[Stored items from a collection]
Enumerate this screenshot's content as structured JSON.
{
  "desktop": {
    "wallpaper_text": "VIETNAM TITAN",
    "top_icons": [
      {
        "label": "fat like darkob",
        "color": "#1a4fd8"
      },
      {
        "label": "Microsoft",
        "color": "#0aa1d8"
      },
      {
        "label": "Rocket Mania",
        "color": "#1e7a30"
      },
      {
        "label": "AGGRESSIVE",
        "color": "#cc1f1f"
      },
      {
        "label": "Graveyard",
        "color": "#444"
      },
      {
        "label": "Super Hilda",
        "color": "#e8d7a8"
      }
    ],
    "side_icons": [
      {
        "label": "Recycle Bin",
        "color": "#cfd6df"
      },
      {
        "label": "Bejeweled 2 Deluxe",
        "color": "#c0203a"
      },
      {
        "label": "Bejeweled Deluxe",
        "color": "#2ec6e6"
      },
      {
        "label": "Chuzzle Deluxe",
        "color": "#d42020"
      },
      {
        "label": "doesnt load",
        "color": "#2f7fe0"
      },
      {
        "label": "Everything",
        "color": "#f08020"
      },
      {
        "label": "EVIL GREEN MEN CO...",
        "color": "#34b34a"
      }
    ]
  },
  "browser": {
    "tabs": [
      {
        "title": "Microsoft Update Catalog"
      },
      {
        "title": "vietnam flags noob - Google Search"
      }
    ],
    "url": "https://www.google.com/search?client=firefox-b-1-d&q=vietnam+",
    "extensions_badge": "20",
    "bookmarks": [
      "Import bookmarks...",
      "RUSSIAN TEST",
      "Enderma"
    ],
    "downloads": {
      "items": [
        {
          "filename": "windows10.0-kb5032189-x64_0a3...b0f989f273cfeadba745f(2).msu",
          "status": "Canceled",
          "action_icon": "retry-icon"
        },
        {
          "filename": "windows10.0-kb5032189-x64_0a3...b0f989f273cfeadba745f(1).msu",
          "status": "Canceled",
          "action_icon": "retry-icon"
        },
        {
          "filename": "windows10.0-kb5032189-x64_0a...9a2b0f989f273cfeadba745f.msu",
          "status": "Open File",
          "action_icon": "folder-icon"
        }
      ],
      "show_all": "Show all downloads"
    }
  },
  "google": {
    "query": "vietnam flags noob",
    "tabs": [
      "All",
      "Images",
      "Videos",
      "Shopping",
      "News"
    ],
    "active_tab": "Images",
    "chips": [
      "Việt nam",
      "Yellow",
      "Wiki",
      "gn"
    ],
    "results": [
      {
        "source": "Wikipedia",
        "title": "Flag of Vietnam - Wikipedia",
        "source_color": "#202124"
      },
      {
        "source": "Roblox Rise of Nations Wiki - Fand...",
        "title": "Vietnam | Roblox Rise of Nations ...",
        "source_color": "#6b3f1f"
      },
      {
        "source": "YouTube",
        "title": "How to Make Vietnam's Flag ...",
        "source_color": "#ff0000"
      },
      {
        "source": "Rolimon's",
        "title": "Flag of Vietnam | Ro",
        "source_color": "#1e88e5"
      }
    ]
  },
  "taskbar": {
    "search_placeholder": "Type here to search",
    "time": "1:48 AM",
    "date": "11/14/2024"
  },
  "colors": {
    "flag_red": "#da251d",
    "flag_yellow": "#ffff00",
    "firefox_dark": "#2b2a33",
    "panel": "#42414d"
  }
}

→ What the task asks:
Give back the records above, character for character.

→ Answer for the task:
Enumerate this screenshot's content as structured JSON.
{
  "desktop": {
    "wallpaper_text": "VIETNAM TITAN",
    "top_icons": [
      {
        "label": "fat like darkob",
        "color": "#1a4fd8"
      },
      {
        "label": "Microsoft",
        "color": "#0aa1d8"
      },
      {
        "label": "Rocket Mania",
        "color": "#1e7a30"
      },
      {
        "label": "AGGRESSIVE",
        "color": "#cc1f1f"
      },
      {
        "label": "Graveyard",
        "color": "#444"
      },
      {
        "label": "Super Hilda",
        "color": "#e8d7a8"
      }
    ],
    "side_icons": [
      {
        "label": "Recycle Bin",
        "color": "#cfd6df"
      },
      {
        "label": "Bejeweled 2 Deluxe",
        "color": "#c0203a"
      },
      {
        "label": "Bejeweled Deluxe",
        "color": "#2ec6e6"
      },
      {
        "label": "Chuzzle Deluxe",
        "color": "#d42020"
      },
      {
        "label": "doesnt load",
        "color": "#2f7fe0"
      },
      {
        "label": "Everything",
        "color": "#f08020"
      },
      {
        "label": "EVIL GREEN MEN CO...",
        "color": "#34b34a"
      }
    ]
  },
  "browser": {
    "tabs": [
      {
        "title": "Microsoft Update Catalog"
      },
      {
        "title": "vietnam flags noob - Google Search"
      }
    ],
    "url": "https://www.google.com/search?client=firefox-b-1-d&q=vietnam+",
    "extensions_badge": "20",
    "bookmarks": [
      "Import bookmarks...",
      "RUSSIAN TEST",
      "Enderma"
    ],
    "downloads": {
      "items": [
        {
          "filename": "windows10.0-kb5032189-x64_0a3...b0f989f273cfeadba745f(2).msu",
          "status": "Canceled",
          "action_icon": "retry-icon"
        },
        {
          "filename": "windows10.0-kb5032189-x64_0a3...b0f989f273cfeadba745f(1).msu",
          "status": "Canceled",
          "action_icon": "retry-icon"
        },
        {
          "filename": "windows10.0-kb5032189-x64_0a...9a2b0f989f273cfeadba745f.msu",
          "status": "Open File",
          "action_icon": "folder-icon"
        }
      ],
      "show_all": "Show all downloads"
    }
  },
  "google": {
    "query": "vietnam flags noob",
    "tabs": [
      "All",
      "Images",
      "Videos",
      "Shopping",
      "News"
    ],
    "active_tab": "Images",
    "chips": [
      "Việt nam",
      "Yellow",
      "Wiki",
      "gn"
    ],
    "results": [
      {
        "source": "Wikipedia",
        "title": "Flag of Vietnam - Wikipedia",
        "source_color": "#202124"
      },
      {
        "source": "Roblox Rise of Nations Wiki - Fand...",
        "title": "Vietnam | Roblox Rise of Nations ...",
        "source_color": "#6b3f1f"
      },
      {
        "source": "YouTube",
        "title": "How to Make Vietnam's Flag ...",
        "source_color": "#ff0000"
      },
      {
        "source": "Rolimon's",
        "title": "Flag of Vietnam | Ro",
        "source_color": "#1e88e5"
      }
    ]
  },
  "taskbar": {
    "search_placeholder": "Type here to search",
    "time": "1:48 AM",
    "date": "11/14/2024"
  },
  "colors": {
    "flag_red": "#da251d",
    "flag_yellow": "#ffff00",
    "firefox_dark": "#2b2a33",
    "panel": "#42414d"
  }
}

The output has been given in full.